**EXTRACTED INFORMATION:**

● ● ●

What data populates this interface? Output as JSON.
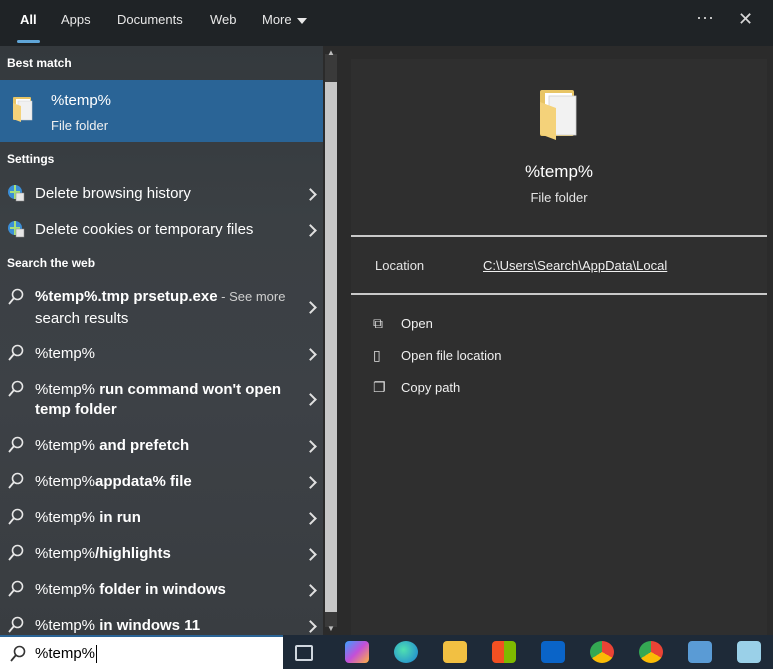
{
  "tabs": [
    {
      "label": "All"
    },
    {
      "label": "Apps"
    },
    {
      "label": "Documents"
    },
    {
      "label": "Web"
    },
    {
      "label": "More"
    }
  ],
  "top_actions": {
    "more": "···",
    "close": "✕"
  },
  "best_match": {
    "header": "Best match",
    "title": "%temp%",
    "subtitle": "File folder"
  },
  "settings": {
    "header": "Settings",
    "items": [
      {
        "label": "Delete browsing history"
      },
      {
        "label": "Delete cookies or temporary files"
      }
    ]
  },
  "web": {
    "header": "Search the web",
    "items": [
      {
        "prefix": "%temp%",
        "bold": ".tmp prsetup.exe",
        "suffix": " - See more",
        "line2": "search results"
      },
      {
        "prefix": "%temp%",
        "bold": ""
      },
      {
        "prefix": "%temp%",
        "bold": " run command won't open",
        "line2": "temp folder"
      },
      {
        "prefix": "%temp%",
        "bold": " and prefetch"
      },
      {
        "prefix": "%temp%",
        "bold": "appdata% file"
      },
      {
        "prefix": "%temp%",
        "bold": " in run"
      },
      {
        "prefix": "%temp%",
        "bold": "/highlights"
      },
      {
        "prefix": "%temp%",
        "bold": " folder in windows"
      },
      {
        "prefix": "%temp%",
        "bold": " in windows 11"
      }
    ]
  },
  "detail": {
    "title": "%temp%",
    "subtitle": "File folder",
    "location_label": "Location",
    "location_value": "C:\\Users\\Search\\AppData\\Local",
    "actions": [
      {
        "label": "Open",
        "icon": "open-icon"
      },
      {
        "label": "Open file location",
        "icon": "file-location-icon"
      },
      {
        "label": "Copy path",
        "icon": "copy-icon"
      }
    ]
  },
  "search": {
    "value": "%temp%"
  },
  "taskbar": {
    "icons": [
      "task-view-icon",
      "copilot-icon",
      "edge-icon",
      "file-explorer-icon",
      "store-icon",
      "outlook-icon",
      "chrome-icon",
      "chrome-profile-icon",
      "remote-desktop-icon",
      "notepad-icon"
    ]
  },
  "colors": {
    "accent": "#2a6496",
    "tab_indicator": "#60a6d8"
  }
}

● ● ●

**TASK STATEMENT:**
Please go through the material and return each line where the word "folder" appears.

**REPLY TO THE TASK:**
    "subtitle": "File folder"
        "line2": "temp folder"
        "bold": " folder in windows"
    "subtitle": "File folder",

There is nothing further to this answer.